Input below:
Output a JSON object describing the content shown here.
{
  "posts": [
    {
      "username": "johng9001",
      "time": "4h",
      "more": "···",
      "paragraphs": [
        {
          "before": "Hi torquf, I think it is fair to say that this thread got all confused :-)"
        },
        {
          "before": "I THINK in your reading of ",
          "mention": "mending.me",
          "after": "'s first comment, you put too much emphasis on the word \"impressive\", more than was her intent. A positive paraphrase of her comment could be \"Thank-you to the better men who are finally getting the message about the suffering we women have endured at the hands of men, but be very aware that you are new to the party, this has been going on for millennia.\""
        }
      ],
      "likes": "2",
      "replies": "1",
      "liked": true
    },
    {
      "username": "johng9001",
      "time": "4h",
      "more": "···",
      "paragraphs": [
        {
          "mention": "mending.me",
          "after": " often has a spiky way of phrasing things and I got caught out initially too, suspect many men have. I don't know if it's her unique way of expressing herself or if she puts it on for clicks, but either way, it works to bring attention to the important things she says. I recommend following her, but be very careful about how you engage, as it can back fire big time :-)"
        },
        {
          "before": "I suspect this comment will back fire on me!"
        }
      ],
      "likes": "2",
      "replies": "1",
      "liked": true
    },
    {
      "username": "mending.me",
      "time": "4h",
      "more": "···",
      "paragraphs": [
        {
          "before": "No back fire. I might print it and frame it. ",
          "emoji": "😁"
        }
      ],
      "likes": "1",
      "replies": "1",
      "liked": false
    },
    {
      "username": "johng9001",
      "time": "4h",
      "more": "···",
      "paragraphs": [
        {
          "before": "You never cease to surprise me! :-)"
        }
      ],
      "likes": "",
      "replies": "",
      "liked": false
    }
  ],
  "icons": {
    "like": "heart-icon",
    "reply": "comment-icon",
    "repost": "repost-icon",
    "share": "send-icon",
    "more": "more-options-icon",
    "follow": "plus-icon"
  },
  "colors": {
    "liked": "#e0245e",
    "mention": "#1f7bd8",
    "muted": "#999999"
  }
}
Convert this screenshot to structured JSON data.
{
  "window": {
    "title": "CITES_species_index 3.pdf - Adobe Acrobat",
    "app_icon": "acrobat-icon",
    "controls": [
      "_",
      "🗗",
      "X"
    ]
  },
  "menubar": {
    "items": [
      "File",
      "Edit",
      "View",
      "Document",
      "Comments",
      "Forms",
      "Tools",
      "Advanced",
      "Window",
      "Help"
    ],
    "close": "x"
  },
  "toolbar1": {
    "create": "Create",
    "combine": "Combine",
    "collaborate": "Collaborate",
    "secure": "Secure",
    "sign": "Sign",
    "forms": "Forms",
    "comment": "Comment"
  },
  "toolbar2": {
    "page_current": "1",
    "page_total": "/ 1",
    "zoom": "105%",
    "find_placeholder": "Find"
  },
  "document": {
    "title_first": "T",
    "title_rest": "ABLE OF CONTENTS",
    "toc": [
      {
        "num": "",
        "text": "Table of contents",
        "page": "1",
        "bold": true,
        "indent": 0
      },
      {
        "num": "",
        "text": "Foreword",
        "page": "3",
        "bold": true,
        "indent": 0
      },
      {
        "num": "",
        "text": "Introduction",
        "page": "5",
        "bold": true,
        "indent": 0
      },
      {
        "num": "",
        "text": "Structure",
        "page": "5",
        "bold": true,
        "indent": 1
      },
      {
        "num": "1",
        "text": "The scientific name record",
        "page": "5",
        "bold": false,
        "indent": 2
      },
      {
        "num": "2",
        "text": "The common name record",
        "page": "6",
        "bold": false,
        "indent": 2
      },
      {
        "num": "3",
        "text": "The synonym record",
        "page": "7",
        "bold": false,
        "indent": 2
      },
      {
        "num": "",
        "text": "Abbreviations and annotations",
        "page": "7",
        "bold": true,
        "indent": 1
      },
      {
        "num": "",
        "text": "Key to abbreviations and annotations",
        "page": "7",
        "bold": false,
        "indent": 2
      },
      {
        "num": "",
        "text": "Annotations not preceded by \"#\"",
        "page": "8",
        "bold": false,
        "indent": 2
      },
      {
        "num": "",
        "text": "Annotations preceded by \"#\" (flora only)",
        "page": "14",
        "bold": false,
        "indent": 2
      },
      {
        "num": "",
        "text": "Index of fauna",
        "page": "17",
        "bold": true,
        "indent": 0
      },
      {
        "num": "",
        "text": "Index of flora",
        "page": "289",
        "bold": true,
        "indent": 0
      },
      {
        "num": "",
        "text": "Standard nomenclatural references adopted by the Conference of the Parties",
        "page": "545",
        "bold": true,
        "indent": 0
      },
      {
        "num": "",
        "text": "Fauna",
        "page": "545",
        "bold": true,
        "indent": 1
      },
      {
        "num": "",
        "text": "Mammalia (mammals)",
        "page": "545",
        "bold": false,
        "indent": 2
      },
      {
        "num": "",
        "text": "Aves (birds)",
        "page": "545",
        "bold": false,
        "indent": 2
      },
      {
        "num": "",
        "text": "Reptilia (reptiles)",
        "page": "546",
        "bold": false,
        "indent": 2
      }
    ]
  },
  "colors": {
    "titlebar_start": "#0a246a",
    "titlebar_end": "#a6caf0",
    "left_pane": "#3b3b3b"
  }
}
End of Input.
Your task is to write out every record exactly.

Output a JSON object describing the content shown here.
{
  "posts": [
    {
      "username": "johng9001",
      "time": "4h",
      "more": "···",
      "paragraphs": [
        {
          "before": "Hi torquf, I think it is fair to say that this thread got all confused :-)"
        },
        {
          "before": "I THINK in your reading of ",
          "mention": "mending.me",
          "after": "'s first comment, you put too much emphasis on the word \"impressive\", more than was her intent. A positive paraphrase of her comment could be \"Thank-you to the better men who are finally getting the message about the suffering we women have endured at the hands of men, but be very aware that you are new to the party, this has been going on for millennia.\""
        }
      ],
      "likes": "2",
      "replies": "1",
      "liked": true
    },
    {
      "username": "johng9001",
      "time": "4h",
      "more": "···",
      "paragraphs": [
        {
          "mention": "mending.me",
          "after": " often has a spiky way of phrasing things and I got caught out initially too, suspect many men have. I don't know if it's her unique way of expressing herself or if she puts it on for clicks, but either way, it works to bring attention to the important things she says. I recommend following her, but be very careful about how you engage, as it can back fire big time :-)"
        },
        {
          "before": "I suspect this comment will back fire on me!"
        }
      ],
      "likes": "2",
      "replies": "1",
      "liked": true
    },
    {
      "username": "mending.me",
      "time": "4h",
      "more": "···",
      "paragraphs": [
        {
          "before": "No back fire. I might print it and frame it. ",
          "emoji": "😁"
        }
      ],
      "likes": "1",
      "replies": "1",
      "liked": false
    },
    {
      "username": "johng9001",
      "time": "4h",
      "more": "···",
      "paragraphs": [
        {
          "before": "You never cease to surprise me! :-)"
        }
      ],
      "likes": "",
      "replies": "",
      "liked": false
    }
  ],
  "icons": {
    "like": "heart-icon",
    "reply": "comment-icon",
    "repost": "repost-icon",
    "share": "send-icon",
    "more": "more-options-icon",
    "follow": "plus-icon"
  },
  "colors": {
    "liked": "#e0245e",
    "mention": "#1f7bd8",
    "muted": "#999999"
  }
}
Convert this screenshot to structured JSON data.
{
  "window": {
    "title": "CITES_species_index 3.pdf - Adobe Acrobat",
    "app_icon": "acrobat-icon",
    "controls": [
      "_",
      "🗗",
      "X"
    ]
  },
  "menubar": {
    "items": [
      "File",
      "Edit",
      "View",
      "Document",
      "Comments",
      "Forms",
      "Tools",
      "Advanced",
      "Window",
      "Help"
    ],
    "close": "x"
  },
  "toolbar1": {
    "create": "Create",
    "combine": "Combine",
    "collaborate": "Collaborate",
    "secure": "Secure",
    "sign": "Sign",
    "forms": "Forms",
    "comment": "Comment"
  },
  "toolbar2": {
    "page_current": "1",
    "page_total": "/ 1",
    "zoom": "105%",
    "find_placeholder": "Find"
  },
  "document": {
    "title_first": "T",
    "title_rest": "ABLE OF CONTENTS",
    "toc": [
      {
        "num": "",
        "text": "Table of contents",
        "page": "1",
        "bold": true,
        "indent": 0
      },
      {
        "num": "",
        "text": "Foreword",
        "page": "3",
        "bold": true,
        "indent": 0
      },
      {
        "num": "",
        "text": "Introduction",
        "page": "5",
        "bold": true,
        "indent": 0
      },
      {
        "num": "",
        "text": "Structure",
        "page": "5",
        "bold": true,
        "indent": 1
      },
      {
        "num": "1",
        "text": "The scientific name record",
        "page": "5",
        "bold": false,
        "indent": 2
      },
      {
        "num": "2",
        "text": "The common name record",
        "page": "6",
        "bold": false,
        "indent": 2
      },
      {
        "num": "3",
        "text": "The synonym record",
        "page": "7",
        "bold": false,
        "indent": 2
      },
      {
        "num": "",
        "text": "Abbreviations and annotations",
        "page": "7",
        "bold": true,
        "indent": 1
      },
      {
        "num": "",
        "text": "Key to abbreviations and annotations",
        "page": "7",
        "bold": false,
        "indent": 2
      },
      {
        "num": "",
        "text": "Annotations not preceded by \"#\"",
        "page": "8",
        "bold": false,
        "indent": 2
      },
      {
        "num": "",
        "text": "Annotations preceded by \"#\" (flora only)",
        "page": "14",
        "bold": false,
        "indent": 2
      },
      {
        "num": "",
        "text": "Index of fauna",
        "page": "17",
        "bold": true,
        "indent": 0
      },
      {
        "num": "",
        "text": "Index of flora",
        "page": "289",
        "bold": true,
        "indent": 0
      },
      {
        "num": "",
        "text": "Standard nomenclatural references adopted by the Conference of the Parties",
        "page": "545",
        "bold": true,
        "indent": 0
      },
      {
        "num": "",
        "text": "Fauna",
        "page": "545",
        "bold": true,
        "indent": 1
      },
      {
        "num": "",
        "text": "Mammalia (mammals)",
        "page": "545",
        "bold": false,
        "indent": 2
      },
      {
        "num": "",
        "text": "Aves (birds)",
        "page": "545",
        "bold": false,
        "indent": 2
      },
      {
        "num": "",
        "text": "Reptilia (reptiles)",
        "page": "546",
        "bold": false,
        "indent": 2
      }
    ]
  },
  "colors": {
    "titlebar_start": "#0a246a",
    "titlebar_end": "#a6caf0",
    "left_pane": "#3b3b3b"
  }
}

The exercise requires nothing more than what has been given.